The most critical incidents were reported in Lusaka province (46 incidents)
Incidents of violence were reported in Central, Copperbelt, Luapula, Lusaka, Northern and Western provinces. The highest number of violent incidents was reported in Lusaka Province with 10 cases. Incidents during polling at stations in Lusaka such as Lilanda Basic School (in Matero constituency) and Twashuka Basic School (in Kanyama constituency) led to the suspension of the polling process for several hours. In both cases violence was a result of late delivery of election materials and public suspicion that this was evidence of manipulation of the process by political parties.
With regards to problems of accreditation, polling officials required monitors to produce additional supporting documents such as a letter from ECZ or reject monitor accreditation badges because they lacked a picture (neither of which was a requirement). Incidents of monitors being denied entry to polling stations were reported in Central, Copperbelt, Luapula, Lusaka, North Western, Southern and Western provinces. CSEC would like to commend the timely intervention of ECZ to correct such inconsistency in the application of procedures to access polling stations by domestic monitors. Ultimately, all CSEC monitors were able to gain access to polling streams.
However, the overall number of critical incidents was relatively few across the country and did not fundamentally undermine the credibility of the overall process.

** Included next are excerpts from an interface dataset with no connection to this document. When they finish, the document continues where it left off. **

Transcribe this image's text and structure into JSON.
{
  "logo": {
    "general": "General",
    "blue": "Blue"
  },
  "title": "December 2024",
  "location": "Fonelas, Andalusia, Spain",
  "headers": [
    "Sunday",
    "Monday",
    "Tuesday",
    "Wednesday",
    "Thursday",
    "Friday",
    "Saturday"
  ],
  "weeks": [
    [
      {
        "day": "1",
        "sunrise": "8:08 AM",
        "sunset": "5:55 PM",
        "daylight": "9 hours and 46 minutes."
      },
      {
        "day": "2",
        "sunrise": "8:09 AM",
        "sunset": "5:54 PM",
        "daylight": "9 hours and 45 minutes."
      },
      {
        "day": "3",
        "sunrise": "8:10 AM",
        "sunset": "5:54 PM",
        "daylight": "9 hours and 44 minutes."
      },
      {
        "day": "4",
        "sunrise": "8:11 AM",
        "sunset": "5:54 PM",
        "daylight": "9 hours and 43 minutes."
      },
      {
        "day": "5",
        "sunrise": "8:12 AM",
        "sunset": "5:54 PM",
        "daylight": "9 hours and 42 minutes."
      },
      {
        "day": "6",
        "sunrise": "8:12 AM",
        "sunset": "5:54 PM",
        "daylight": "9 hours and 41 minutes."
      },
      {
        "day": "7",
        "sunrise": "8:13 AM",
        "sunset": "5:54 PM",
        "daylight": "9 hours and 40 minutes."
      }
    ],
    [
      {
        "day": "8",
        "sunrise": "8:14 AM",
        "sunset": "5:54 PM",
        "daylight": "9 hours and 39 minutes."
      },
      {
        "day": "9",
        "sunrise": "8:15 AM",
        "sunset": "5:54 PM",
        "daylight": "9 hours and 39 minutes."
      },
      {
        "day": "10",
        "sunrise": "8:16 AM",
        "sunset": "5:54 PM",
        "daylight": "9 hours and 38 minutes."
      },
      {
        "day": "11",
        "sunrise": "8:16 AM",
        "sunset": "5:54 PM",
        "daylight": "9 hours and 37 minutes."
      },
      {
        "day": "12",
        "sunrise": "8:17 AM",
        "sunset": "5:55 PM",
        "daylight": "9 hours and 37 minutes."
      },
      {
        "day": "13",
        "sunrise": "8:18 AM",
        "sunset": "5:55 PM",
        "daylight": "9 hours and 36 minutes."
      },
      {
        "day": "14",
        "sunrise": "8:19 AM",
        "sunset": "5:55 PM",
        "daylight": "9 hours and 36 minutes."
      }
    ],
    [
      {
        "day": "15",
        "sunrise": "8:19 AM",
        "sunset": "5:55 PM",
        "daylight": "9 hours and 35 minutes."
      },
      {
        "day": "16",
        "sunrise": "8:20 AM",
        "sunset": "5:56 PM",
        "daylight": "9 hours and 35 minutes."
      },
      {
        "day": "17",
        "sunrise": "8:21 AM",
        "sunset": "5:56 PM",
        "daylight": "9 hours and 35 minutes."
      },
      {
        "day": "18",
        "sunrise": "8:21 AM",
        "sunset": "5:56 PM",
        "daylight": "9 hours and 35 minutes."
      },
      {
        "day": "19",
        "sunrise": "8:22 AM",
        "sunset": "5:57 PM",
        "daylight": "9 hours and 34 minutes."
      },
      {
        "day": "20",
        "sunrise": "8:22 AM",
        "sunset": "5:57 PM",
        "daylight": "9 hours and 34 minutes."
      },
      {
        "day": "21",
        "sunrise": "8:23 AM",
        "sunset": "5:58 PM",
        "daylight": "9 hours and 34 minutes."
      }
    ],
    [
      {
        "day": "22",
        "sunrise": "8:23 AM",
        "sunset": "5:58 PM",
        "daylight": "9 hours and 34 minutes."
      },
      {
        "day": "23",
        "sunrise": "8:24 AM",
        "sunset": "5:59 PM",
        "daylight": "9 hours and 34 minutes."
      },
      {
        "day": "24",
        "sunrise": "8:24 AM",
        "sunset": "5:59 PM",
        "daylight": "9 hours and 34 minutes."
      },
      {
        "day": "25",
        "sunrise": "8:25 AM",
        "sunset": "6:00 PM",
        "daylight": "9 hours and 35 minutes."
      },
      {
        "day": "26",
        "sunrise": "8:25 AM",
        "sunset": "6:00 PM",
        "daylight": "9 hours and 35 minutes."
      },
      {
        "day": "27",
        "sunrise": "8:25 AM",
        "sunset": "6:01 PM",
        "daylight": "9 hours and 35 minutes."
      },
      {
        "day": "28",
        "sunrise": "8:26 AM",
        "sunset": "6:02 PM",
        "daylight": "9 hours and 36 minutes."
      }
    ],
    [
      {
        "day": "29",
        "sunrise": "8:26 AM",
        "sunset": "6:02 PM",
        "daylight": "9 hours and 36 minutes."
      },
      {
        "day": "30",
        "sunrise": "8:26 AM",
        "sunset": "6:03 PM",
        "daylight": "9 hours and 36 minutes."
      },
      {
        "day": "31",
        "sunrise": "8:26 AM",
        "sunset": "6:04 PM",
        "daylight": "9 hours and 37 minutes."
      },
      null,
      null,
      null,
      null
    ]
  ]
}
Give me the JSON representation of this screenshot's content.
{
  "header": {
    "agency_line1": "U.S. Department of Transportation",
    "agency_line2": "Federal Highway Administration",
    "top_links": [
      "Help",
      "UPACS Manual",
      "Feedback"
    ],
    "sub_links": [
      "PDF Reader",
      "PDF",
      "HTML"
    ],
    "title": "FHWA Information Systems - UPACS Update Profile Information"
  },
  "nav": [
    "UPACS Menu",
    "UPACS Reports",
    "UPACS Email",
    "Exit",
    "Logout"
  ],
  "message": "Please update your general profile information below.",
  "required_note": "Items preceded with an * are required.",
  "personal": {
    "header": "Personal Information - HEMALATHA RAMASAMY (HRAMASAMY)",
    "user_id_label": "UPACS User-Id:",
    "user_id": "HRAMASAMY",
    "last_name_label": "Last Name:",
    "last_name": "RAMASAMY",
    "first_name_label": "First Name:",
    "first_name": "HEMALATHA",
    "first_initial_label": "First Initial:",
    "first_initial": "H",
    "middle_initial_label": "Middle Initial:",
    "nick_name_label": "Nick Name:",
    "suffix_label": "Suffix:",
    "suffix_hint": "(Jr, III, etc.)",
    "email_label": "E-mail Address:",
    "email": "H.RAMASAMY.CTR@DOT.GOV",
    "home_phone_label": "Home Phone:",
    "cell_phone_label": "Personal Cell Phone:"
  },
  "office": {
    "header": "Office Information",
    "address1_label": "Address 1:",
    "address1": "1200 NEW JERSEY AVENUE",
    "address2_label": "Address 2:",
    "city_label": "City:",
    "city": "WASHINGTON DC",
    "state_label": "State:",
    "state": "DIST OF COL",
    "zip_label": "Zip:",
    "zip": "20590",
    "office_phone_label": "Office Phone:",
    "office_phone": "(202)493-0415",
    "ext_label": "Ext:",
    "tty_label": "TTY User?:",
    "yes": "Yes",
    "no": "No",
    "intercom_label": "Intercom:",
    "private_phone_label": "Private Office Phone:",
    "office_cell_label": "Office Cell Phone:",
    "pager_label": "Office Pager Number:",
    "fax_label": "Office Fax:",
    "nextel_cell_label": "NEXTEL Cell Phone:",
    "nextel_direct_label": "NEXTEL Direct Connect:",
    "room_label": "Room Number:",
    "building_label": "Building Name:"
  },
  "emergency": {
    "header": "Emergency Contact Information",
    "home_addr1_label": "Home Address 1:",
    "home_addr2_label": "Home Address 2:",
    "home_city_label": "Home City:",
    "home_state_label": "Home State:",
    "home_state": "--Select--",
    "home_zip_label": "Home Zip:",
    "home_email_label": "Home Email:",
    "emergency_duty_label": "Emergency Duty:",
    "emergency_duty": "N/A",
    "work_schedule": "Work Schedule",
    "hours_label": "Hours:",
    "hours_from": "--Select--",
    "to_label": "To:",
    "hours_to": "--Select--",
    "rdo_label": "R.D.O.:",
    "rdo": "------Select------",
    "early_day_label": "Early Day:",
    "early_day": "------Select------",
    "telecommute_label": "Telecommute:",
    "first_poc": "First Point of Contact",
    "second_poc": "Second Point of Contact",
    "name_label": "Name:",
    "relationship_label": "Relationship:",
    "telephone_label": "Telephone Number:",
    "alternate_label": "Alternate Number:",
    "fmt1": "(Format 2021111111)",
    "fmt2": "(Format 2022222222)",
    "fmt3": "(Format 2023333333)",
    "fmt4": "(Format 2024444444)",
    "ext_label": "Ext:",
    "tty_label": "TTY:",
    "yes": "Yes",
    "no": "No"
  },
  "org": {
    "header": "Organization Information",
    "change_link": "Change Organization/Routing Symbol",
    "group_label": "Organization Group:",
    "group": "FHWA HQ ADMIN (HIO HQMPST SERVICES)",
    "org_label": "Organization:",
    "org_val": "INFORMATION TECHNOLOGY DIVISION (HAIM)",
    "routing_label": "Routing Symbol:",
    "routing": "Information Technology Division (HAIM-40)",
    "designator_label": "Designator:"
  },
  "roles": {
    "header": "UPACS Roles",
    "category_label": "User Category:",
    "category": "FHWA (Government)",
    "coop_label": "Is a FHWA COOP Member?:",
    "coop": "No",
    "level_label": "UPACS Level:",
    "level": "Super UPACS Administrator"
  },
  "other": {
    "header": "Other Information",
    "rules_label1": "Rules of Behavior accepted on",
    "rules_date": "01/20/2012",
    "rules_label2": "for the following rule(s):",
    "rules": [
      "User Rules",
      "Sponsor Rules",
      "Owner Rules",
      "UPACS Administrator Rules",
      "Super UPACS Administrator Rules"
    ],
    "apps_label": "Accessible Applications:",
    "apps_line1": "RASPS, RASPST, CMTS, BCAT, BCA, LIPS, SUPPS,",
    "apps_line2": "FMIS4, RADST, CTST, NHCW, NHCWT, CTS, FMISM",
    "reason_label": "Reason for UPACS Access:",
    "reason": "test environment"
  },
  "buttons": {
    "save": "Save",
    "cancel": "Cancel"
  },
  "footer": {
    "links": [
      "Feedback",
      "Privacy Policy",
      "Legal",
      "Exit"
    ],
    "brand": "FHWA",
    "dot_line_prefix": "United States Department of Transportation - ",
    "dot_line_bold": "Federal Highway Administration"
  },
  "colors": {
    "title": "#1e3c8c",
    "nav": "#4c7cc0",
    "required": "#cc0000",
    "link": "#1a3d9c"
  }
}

Again, based on reports from our monitors in every province, district and constituency of the country, CSEC notes that so far the election process, while not perfect, has been generally smooth and peaceful. Vigilance must continue to help ensure the credibility of the collation and announcement of results.

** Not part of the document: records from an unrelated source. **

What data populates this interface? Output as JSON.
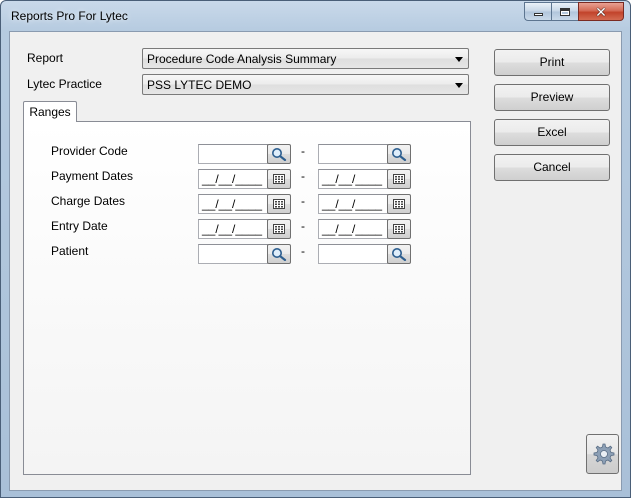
{
  "window": {
    "title": "Reports Pro For Lytec"
  },
  "form": {
    "report_label": "Report",
    "report_value": "Procedure Code Analysis Summary",
    "practice_label": "Lytec Practice",
    "practice_value": "PSS LYTEC DEMO"
  },
  "buttons": {
    "print": "Print",
    "preview": "Preview",
    "excel": "Excel",
    "cancel": "Cancel"
  },
  "tabs": {
    "ranges": "Ranges"
  },
  "ranges": {
    "separator": "-",
    "rows": [
      {
        "label": "Provider Code",
        "from": "",
        "to": "",
        "button": "search-icon"
      },
      {
        "label": "Payment Dates",
        "from": "__/__/____",
        "to": "__/__/____",
        "button": "calendar-icon"
      },
      {
        "label": "Charge Dates",
        "from": "__/__/____",
        "to": "__/__/____",
        "button": "calendar-icon"
      },
      {
        "label": "Entry Date",
        "from": "__/__/____",
        "to": "__/__/____",
        "button": "calendar-icon"
      },
      {
        "label": "Patient",
        "from": "",
        "to": "",
        "button": "search-icon"
      }
    ]
  }
}
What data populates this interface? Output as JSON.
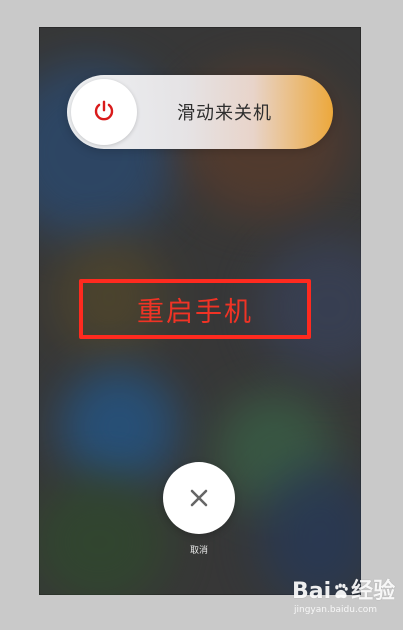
{
  "slider": {
    "label": "滑动来关机",
    "icon": "power-icon",
    "accent": "#d91b1b",
    "gradient_end": "#f5ae3c"
  },
  "restart": {
    "label": "重启手机",
    "text_color": "#f03325",
    "box_color": "#ff2a1f"
  },
  "cancel": {
    "label": "取消",
    "icon": "close-icon",
    "icon_color": "#666666"
  },
  "watermark": {
    "brand_left": "Bai",
    "brand_right": "经验",
    "url": "jingyan.baidu.com",
    "icon": "paw-icon"
  }
}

CSEC monitors are still at constituency collation centres across the country as well as at Mulungushi Conference Centre in Lusaka observing the results collation process and CSEC will issue additional statements on the process as warranted. CSEC will continue to conduct its activities in accordance with the Laws of Zambia and the ECZ’s Code of Conduct and to provide the ECZ, political contestants and the people of Zambia with impartial and independent information on the conduct of the 2011 Tripartite Elections.
In order to provide even greater transparency and help ensure acceptance of the results by all political contestants, CSEC encourages the ECZ to go beyond its past practice and publicly release in Lusaka (at the Mulungushi Conference Centre and on the Internet) the official polling station-level results for each of the 6,454 polling stations. While not required, such an extraordinary step on the part of the ECZ would enable the thousands of polling agents who have been given official copies of the polling station results to compare their figures not only with what is announced at the constituency collation centres, but ultimately by the ECZ in Lusaka and will leave no doubt that the official results as collated by the ECZ reflect the ballots cast by voters across the country.

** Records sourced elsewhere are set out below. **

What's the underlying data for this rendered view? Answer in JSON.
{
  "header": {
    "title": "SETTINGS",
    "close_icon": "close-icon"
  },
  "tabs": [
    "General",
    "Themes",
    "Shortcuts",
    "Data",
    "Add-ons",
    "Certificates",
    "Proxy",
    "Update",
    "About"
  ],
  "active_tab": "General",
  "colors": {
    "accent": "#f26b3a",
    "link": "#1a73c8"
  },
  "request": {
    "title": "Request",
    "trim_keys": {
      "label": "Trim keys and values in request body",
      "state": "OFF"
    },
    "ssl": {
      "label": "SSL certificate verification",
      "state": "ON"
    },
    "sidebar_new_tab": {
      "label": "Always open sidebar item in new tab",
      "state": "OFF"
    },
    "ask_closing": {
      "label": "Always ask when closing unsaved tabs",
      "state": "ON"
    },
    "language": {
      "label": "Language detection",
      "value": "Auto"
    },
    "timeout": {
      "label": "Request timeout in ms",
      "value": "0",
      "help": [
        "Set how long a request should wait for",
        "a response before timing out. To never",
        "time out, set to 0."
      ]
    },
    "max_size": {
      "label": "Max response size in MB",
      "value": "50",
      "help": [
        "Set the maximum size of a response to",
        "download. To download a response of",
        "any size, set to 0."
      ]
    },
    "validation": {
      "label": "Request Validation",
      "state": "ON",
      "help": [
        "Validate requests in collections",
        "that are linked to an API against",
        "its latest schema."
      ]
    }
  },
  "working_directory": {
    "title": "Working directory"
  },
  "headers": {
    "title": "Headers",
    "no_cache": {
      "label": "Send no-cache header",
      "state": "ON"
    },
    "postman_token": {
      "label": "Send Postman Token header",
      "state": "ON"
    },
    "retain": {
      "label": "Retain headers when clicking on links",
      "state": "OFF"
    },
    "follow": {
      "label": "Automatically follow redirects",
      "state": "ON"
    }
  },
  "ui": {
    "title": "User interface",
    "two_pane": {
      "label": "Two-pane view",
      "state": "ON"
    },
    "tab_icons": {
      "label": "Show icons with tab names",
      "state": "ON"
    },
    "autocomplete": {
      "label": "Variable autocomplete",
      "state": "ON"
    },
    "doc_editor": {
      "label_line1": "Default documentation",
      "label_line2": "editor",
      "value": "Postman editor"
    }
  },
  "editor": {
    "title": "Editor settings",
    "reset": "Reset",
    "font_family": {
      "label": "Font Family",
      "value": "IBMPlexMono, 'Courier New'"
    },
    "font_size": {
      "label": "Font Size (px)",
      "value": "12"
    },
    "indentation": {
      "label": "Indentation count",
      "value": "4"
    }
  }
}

Finally, the entire CSEC Steering Committee calls on all political leaders, their supporters and the public in general to remain calm and peaceful as the ECZ collates the final results. This is a difficult time as the fates of the candidates hang in the balance. However, Zambia is a peaceful nation and led the way in southern Africa in regards to multiparty elections. Again, we thank the voters for turning out and participating in the democratic process and to the ECZ officials who managed the more than 9,000 polling streams across the country.
God Bless Zambia